The grandson of deceased North Korean dictator Kim Jong-il supports a unified Korea, the teen said in an interview with former United Nations under-secretary general Elisabeth Rehn, which aired on a Finnish television station.
Kim Han-sol, a 17-year-old who is attending an international university in Mostar, Bosnia and Herzegovina, tells Rehn, in nearly unaccented English, that he was born in North Korea, but moved to Macau, China, when he was very young and that he never met his grandfather, even though he wanted to.
“That was actually one thing that I wanted to do before he passed away. I was really curious myself,” Han-sol says.

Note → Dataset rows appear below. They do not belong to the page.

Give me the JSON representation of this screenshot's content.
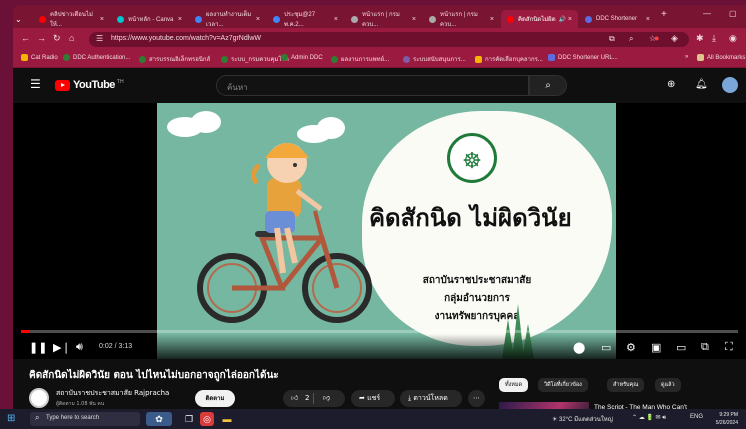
{
  "browser": {
    "tabs": [
      {
        "label": "คลิปข่าวเตือนไม่ให้...",
        "fav": "#ff0000"
      },
      {
        "label": "หน้าหลัก - Canva",
        "fav": "#00c4cc"
      },
      {
        "label": "ผลงานทำงานเต็มเวลา...",
        "fav": "#4285f4"
      },
      {
        "label": "ประชุม@27 พ.ค.2...",
        "fav": "#4285f4"
      },
      {
        "label": "หน้าแรก | กรมควบ...",
        "fav": "#aaaaaa"
      },
      {
        "label": "หน้าแรก | กรมควบ...",
        "fav": "#aaaaaa"
      },
      {
        "label": "คิดสักนิดไม่ผิด",
        "fav": "#ff0000"
      },
      {
        "label": "DDC Shortener",
        "fav": "#5b6ee1"
      }
    ],
    "new_tab": "+",
    "url": "https://www.youtube.com/watch?v=Az7grNdlwW",
    "bookmarks": [
      "Cat Radio",
      "DDC Authentication...",
      "สารบรรณอิเล็กทรอนิกส์",
      "ระบบ_กรมควบคุมโรค",
      "Admin DDC",
      "ผลงานการแพทย์...",
      "ระบบสนับสนุนการ...",
      "การคัดเลือกบุคลากร...",
      "DDC Shortener URL..."
    ],
    "all_bookmarks": "All Bookmarks"
  },
  "youtube": {
    "logo_text": "YouTube",
    "logo_suffix": "TH",
    "search_placeholder": "ค้นหา",
    "slide": {
      "title": "คิดสักนิด ไม่ผิดวินัย",
      "line1": "สถาบันราชประชาสมาสัย",
      "line2": "กลุ่มอำนวยการ",
      "line3": "งานทรัพยากรบุคคล"
    },
    "time": "0:02 / 3:13",
    "progress_fraction": 0.011,
    "video_title": "คิดสักนิดไม่ผิดวินัย ตอน ไปไหนไม่บอกอาจถูกไล่ออกได้นะ",
    "channel_name": "สถาบันราชประชาสมาสัย Rajpracha",
    "subscribers": "ผู้ติดตาม 1.08 พัน คน",
    "subscribe_label": "ติดตาม",
    "likes": "2",
    "share_label": "แชร์",
    "download_label": "ดาวน์โหลด",
    "chips": [
      "ทั้งหมด",
      "วิดีโอที่เกี่ยวข้อง",
      "สำหรับคุณ",
      "ดูแล้ว"
    ],
    "reco_title": "The Script - The Man Who Can't"
  },
  "taskbar": {
    "search_placeholder": "Type here to search",
    "weather": "32°C",
    "weather_desc": "มีแดดส่วนใหญ่",
    "lang": "ENG",
    "time": "9:29 PM",
    "date": "5/26/2024"
  }
}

Han-sol says he hasn’t met his uncle, current North Korean leader Kim Jong-un, either. Han-sol is the son of Kim Jong-nam, Kim Jong-il’s eldest son, who fell out of favour with his father, leading the former dictator to appoint his youngest son as the next leader instead.

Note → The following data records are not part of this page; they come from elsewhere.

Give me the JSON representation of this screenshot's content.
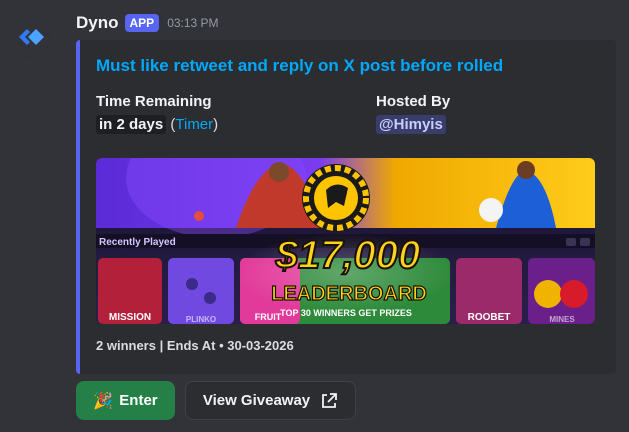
{
  "message": {
    "username": "Dyno",
    "badge": "APP",
    "timestamp": "03:13 PM"
  },
  "embed": {
    "title": "Must like retweet and reply on X post before rolled",
    "fields": [
      {
        "name": "Time Remaining",
        "value_code": "in 2 days",
        "value_open": " (",
        "value_link": "Timer",
        "value_close": ")"
      },
      {
        "name": "Hosted By",
        "value_mention": "@Himyis"
      }
    ],
    "banner": {
      "recently_played": "Recently Played",
      "amount": "$17,000",
      "subtitle": "LEADERBOARD",
      "tagline": "TOP 30 WINNERS GET PRIZES",
      "tiles": [
        "MISSION",
        "PLINKO",
        "FRUIT",
        "ROOBET",
        "MINES"
      ]
    },
    "footer": "2 winners | Ends At • 30-03-2026"
  },
  "buttons": {
    "enter_emoji": "🎉",
    "enter_label": "Enter",
    "view_label": "View Giveaway"
  },
  "colors": {
    "accent": "#5865f2",
    "link": "#00a8fc",
    "enter_button": "#248046",
    "banner_gold": "#f5c518"
  }
}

Han-sol says both his mother and his father taught him to think for himself and to be thankful for what he has in life. His upbringing has allowed him to make South Korean friends, he says.

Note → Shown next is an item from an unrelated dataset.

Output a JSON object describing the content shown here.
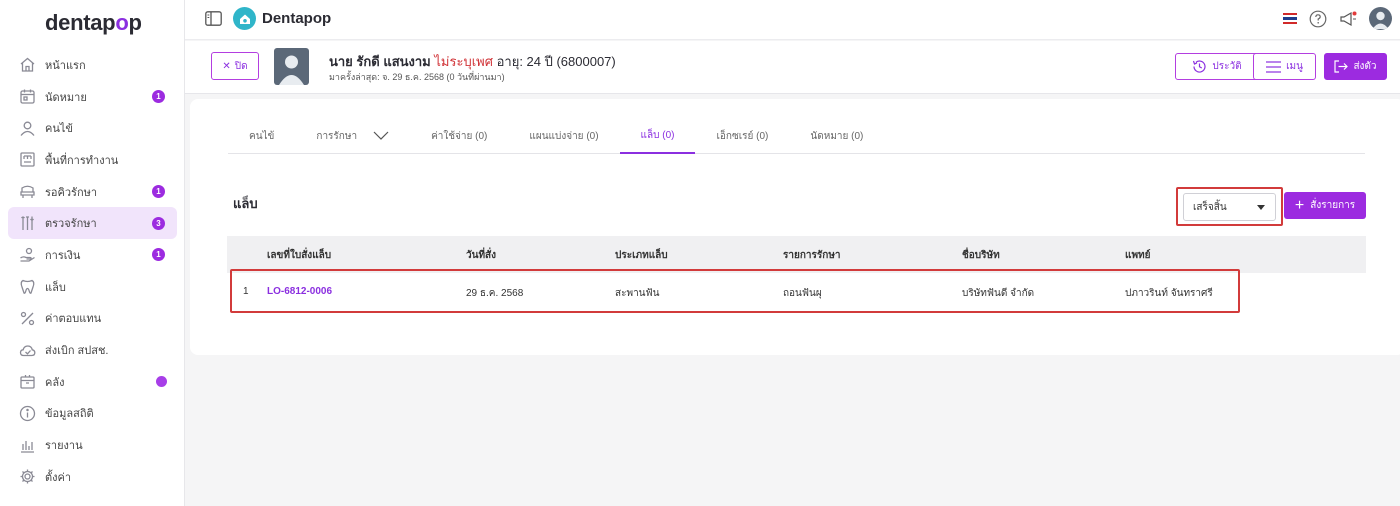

“We shared stories from back home and realized how similar we are,” he says. “Same language, same culture. It’s just political issues that divide the nation in half and now, today, I have really close friends and we travel together, and it’s such a wonderful feeling.”
Han-sol says he dreams of going back to North Korea after school to make a difference and to make life easier for people there.
“I also dream of unification because it’s really sad that I can’t go to the other side and see my friends over there,” he says. “It’s a really sad story because my friends would say, like, it would be really great to just take a bus or something, just to South Korea or North Korea, and meet each other at some point, but that’s one of the dreams.”
The full interview has been posted to Youtube.
(English interview begins at 1:35)
Han-sol’s dreams however, seem a long way off. On Friday, North Korea threatened to attack South Korea after anti-Pyongyang activists announced plans to launch leaflets into North Korea using balloons.